‘I don’t think there’s any problem with copying, as long as you’re being honest about where you’re copying from, that’s for sure. And I try to be as honest about that as I can; I don’t pretend like 6 on the St was my idea.
‘People like [La Blogothèque] are more than for it. And so they should be. The idea is getting recycled around the world now. Melbourne has Sideshow Alley TV, which is amazing as well. And then Sydney actually have completely copied the idea of Blogothèque, but with La Blogothèque’s support, and it’s called Shoot the Player. So I don’t think there’s any problems with people doing it; it’s just allowing people to see more artists in a bit of a refreshing way for some people who just maybe only will discover that today.’
Clearly this isn’t someone who is seeking glory for himself or his team, but rather someone who’s genuinely enthusiastic about supporting the local arts industry – a rare trait in Adelaide. Indeed, it’s rare to find South Australian artists who aren’t counting down the minutes until they leave for the big smokes of Melbourne or Sydney. But Wright won’t stand for that attitude.
‘People see the barrier between Melbourne and Sydney [and Adelaide], and the fact that people see a barrier is an issue right there. Why should we even compare ourselves to Melbourne? We’re never going to be Melbourne. We’re Adelaide. We’re smaller. Everybody knows everybody. And it strikes me as bizarre that people don’t see that as an advantage, the fact that we know each other.
‘Ianto [Ware, of Format Collective and Renew Adelaide] touches on it a lot in the doco, about us being a small city but at the same time that you don’t have to be a huge city.’
While he admits that ‘there could be so much more happening’ in Adelaide, he points to organisations such as Format Collective, Fourwords and Stobie Sounds as examples of local enthusiasts making huge progress towards a more art-focused culture.
‘You know, it’s interesting because we talk about what’s going on here to friends in Melbourne and Sydney, and they get excited by it, so that really demonstrates that it’s doing well.’
So well, in fact, that Your Take Sessions was recently invited to film Washington after her manager was impressed by their video of Old Man River on a ferris wheel.

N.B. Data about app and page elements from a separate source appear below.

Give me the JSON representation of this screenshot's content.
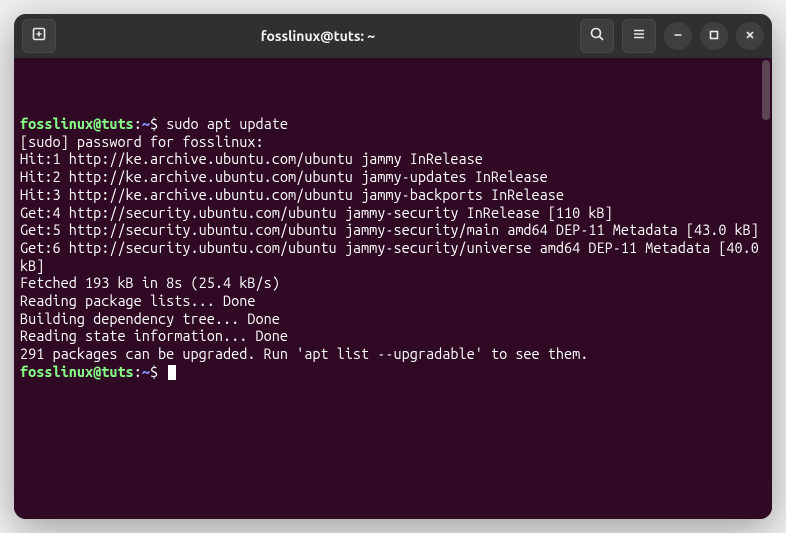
{
  "window": {
    "title": "fosslinux@tuts: ~"
  },
  "prompt": {
    "user_host": "fosslinux@tuts",
    "sep": ":",
    "path": "~",
    "dollar": "$"
  },
  "command": "sudo apt update",
  "output": [
    "[sudo] password for fosslinux: ",
    "Hit:1 http://ke.archive.ubuntu.com/ubuntu jammy InRelease",
    "Hit:2 http://ke.archive.ubuntu.com/ubuntu jammy-updates InRelease",
    "Hit:3 http://ke.archive.ubuntu.com/ubuntu jammy-backports InRelease",
    "Get:4 http://security.ubuntu.com/ubuntu jammy-security InRelease [110 kB]",
    "Get:5 http://security.ubuntu.com/ubuntu jammy-security/main amd64 DEP-11 Metadata [43.0 kB]",
    "Get:6 http://security.ubuntu.com/ubuntu jammy-security/universe amd64 DEP-11 Metadata [40.0 kB]",
    "Fetched 193 kB in 8s (25.4 kB/s)",
    "Reading package lists... Done",
    "Building dependency tree... Done",
    "Reading state information... Done",
    "291 packages can be upgraded. Run 'apt list --upgradable' to see them."
  ],
  "icons": {
    "new_tab": "new-tab-icon",
    "search": "search-icon",
    "menu": "hamburger-menu-icon",
    "minimize": "minimize-icon",
    "maximize": "maximize-icon",
    "close": "close-icon"
  }
}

Since the initial episodes were published online in 2010, they’ve filmed Cloud Control, Katie Noonan and Birds of Tokyo, and had one of their films screened to 14,000 people at a public forum with the Dalai Lama.
Despite all the hype, Wright isn’t developing any airs about his work.
‘It feels like Adelaide’s the equivalent of making the first album, which is generally gold, and it’s a bit rough around the edges,’ Wright said, ‘We’re always learning.’
6 on the St will be screened over three sessions on October 29 at Mercury Cinemas.